▸ YOUR OBJECTIVE
Show each line in the listing below that contains the word "question".

▸ DATA SUPPLIED
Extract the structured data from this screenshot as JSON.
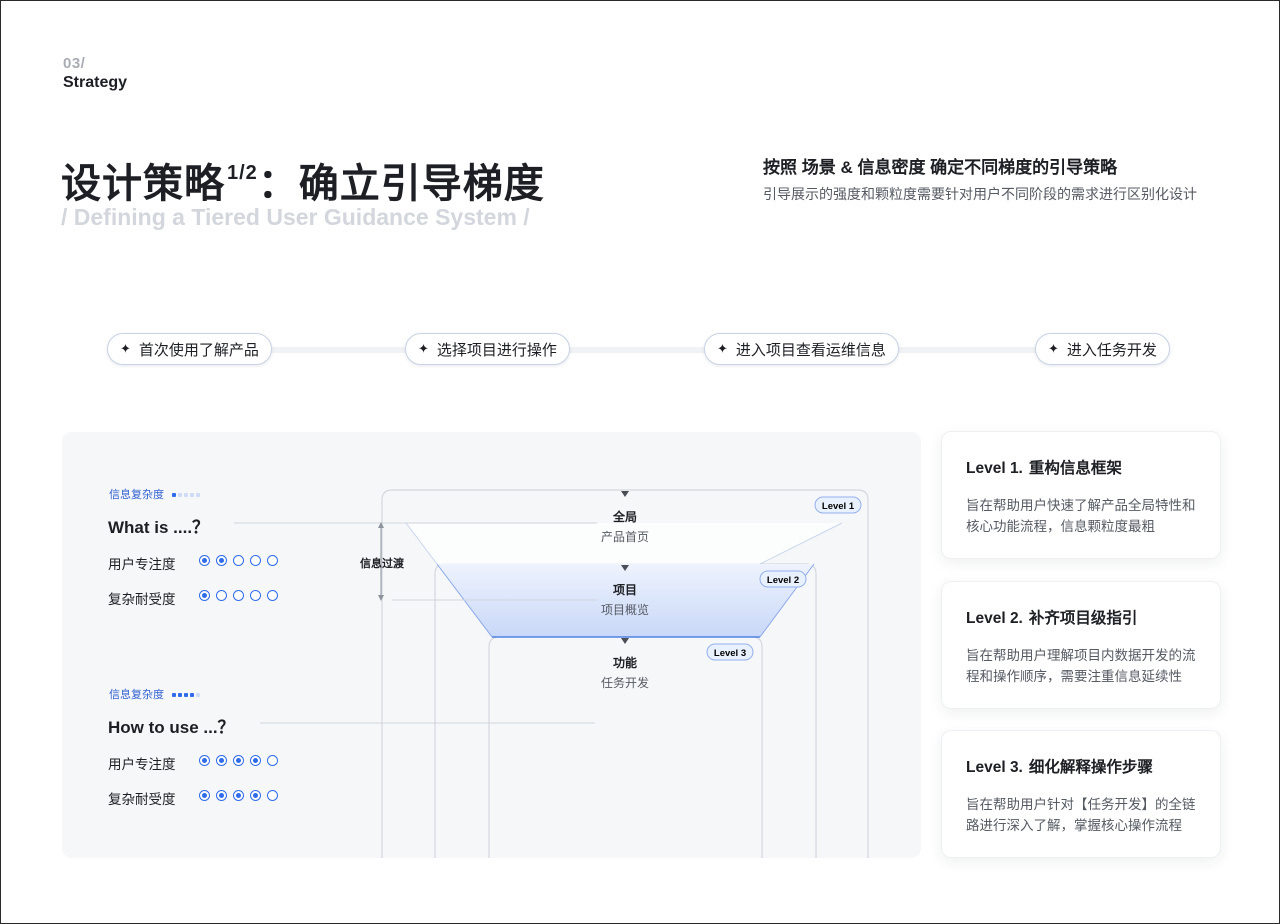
{
  "header": {
    "section_number": "03/",
    "section_name": "Strategy",
    "title_main": "设计策略",
    "title_sup": "1/2",
    "title_rest": "：确立引导梯度",
    "subtitle_en": "/ Defining a Tiered User Guidance System /",
    "right_title": "按照 场景 & 信息密度 确定不同梯度的引导策略",
    "right_desc": "引导展示的强度和颗粒度需要针对用户不同阶段的需求进行区别化设计"
  },
  "steps": [
    {
      "label": "首次使用了解产品"
    },
    {
      "label": "选择项目进行操作"
    },
    {
      "label": "进入项目查看运维信息"
    },
    {
      "label": "进入任务开发"
    }
  ],
  "left_panel": {
    "block1": {
      "complexity_label": "信息复杂度",
      "complexity_level": 1,
      "complexity_max": 5,
      "question": "What is ....？",
      "metrics": [
        {
          "label": "用户专注度",
          "value": 2,
          "max": 5
        },
        {
          "label": "复杂耐受度",
          "value": 1,
          "max": 5
        }
      ]
    },
    "transition_label": "信息过渡",
    "block2": {
      "complexity_label": "信息复杂度",
      "complexity_level": 4,
      "complexity_max": 5,
      "question": "How to use ...？",
      "metrics": [
        {
          "label": "用户专注度",
          "value": 4,
          "max": 5
        },
        {
          "label": "复杂耐受度",
          "value": 4,
          "max": 5
        }
      ]
    }
  },
  "diagram": {
    "levels": [
      {
        "badge": "Level 1",
        "title": "全局",
        "subtitle": "产品首页"
      },
      {
        "badge": "Level 2",
        "title": "项目",
        "subtitle": "项目概览"
      },
      {
        "badge": "Level 3",
        "title": "功能",
        "subtitle": "任务开发"
      }
    ]
  },
  "cards": [
    {
      "level": "Level 1.",
      "title": "重构信息框架",
      "desc": "旨在帮助用户快速了解产品全局特性和核心功能流程，信息颗粒度最粗"
    },
    {
      "level": "Level 2.",
      "title": "补齐项目级指引",
      "desc": "旨在帮助用户理解项目内数据开发的流程和操作顺序，需要注重信息延续性"
    },
    {
      "level": "Level 3.",
      "title": "细化解释操作步骤",
      "desc": "旨在帮助用户针对【任务开发】的全链路进行深入了解，掌握核心操作流程"
    }
  ]
}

▸ SOLUTION FOR THIS TASK
      "question": "What is ....？",
      "question": "How to use ...？",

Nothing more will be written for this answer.